Task item
Only the lines holding the string "Visitors" are needed; copy each of them from the data.

[Records provided — start]

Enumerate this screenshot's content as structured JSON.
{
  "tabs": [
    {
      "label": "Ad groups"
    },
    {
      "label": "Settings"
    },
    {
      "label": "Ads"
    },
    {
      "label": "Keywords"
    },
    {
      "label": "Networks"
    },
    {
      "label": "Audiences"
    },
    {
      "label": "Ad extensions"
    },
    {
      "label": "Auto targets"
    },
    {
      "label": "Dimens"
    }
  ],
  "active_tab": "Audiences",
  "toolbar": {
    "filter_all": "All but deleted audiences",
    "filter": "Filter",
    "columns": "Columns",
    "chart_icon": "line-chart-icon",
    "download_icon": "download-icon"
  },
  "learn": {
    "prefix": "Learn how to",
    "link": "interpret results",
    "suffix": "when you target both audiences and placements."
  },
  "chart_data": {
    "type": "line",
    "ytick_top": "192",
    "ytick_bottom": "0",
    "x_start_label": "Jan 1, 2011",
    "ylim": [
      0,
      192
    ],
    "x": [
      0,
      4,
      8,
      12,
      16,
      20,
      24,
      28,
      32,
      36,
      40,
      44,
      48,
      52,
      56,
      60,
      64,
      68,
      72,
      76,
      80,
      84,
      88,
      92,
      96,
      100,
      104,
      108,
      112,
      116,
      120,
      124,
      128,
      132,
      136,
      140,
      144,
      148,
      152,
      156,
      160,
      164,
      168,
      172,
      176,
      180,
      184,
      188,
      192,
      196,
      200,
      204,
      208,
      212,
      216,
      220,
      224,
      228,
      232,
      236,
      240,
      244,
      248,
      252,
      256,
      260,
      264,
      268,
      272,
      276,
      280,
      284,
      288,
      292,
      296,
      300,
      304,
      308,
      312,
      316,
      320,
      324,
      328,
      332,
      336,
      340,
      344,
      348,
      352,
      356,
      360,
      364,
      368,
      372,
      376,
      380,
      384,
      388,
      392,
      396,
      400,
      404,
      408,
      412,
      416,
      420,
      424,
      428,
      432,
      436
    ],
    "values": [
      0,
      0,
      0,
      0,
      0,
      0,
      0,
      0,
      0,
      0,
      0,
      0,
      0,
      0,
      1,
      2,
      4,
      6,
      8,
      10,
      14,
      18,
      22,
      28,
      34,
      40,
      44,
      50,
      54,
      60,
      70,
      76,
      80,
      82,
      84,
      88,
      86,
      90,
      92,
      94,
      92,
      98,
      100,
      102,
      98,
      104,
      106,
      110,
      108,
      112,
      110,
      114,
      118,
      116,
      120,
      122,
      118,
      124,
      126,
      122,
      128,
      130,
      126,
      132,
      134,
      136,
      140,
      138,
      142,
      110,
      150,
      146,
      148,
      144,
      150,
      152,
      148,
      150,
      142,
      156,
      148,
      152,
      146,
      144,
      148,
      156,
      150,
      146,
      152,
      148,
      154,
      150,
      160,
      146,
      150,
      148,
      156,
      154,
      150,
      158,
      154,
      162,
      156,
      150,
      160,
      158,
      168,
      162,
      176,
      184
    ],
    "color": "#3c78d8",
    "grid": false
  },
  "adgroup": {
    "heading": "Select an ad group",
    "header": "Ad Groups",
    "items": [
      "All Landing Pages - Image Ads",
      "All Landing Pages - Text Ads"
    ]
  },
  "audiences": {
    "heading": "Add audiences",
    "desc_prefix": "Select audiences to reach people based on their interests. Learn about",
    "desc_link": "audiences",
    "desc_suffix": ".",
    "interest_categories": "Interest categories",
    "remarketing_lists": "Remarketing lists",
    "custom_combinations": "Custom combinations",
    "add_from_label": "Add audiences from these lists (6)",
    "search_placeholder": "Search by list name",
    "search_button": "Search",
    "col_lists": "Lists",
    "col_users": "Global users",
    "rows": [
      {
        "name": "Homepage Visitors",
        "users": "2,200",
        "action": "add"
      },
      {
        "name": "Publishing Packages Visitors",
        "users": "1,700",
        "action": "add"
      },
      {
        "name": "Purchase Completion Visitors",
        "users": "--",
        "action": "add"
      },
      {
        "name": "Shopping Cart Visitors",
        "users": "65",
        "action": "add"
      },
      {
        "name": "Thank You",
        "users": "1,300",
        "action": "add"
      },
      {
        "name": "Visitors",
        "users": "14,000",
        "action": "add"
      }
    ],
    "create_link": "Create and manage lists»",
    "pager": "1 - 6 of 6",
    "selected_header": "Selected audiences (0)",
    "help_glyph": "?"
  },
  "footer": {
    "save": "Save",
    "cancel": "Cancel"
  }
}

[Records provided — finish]

Result
        "name": "Homepage Visitors",
        "name": "Publishing Packages Visitors",
        "name": "Purchase Completion Visitors",
        "name": "Shopping Cart Visitors",
        "name": "Visitors",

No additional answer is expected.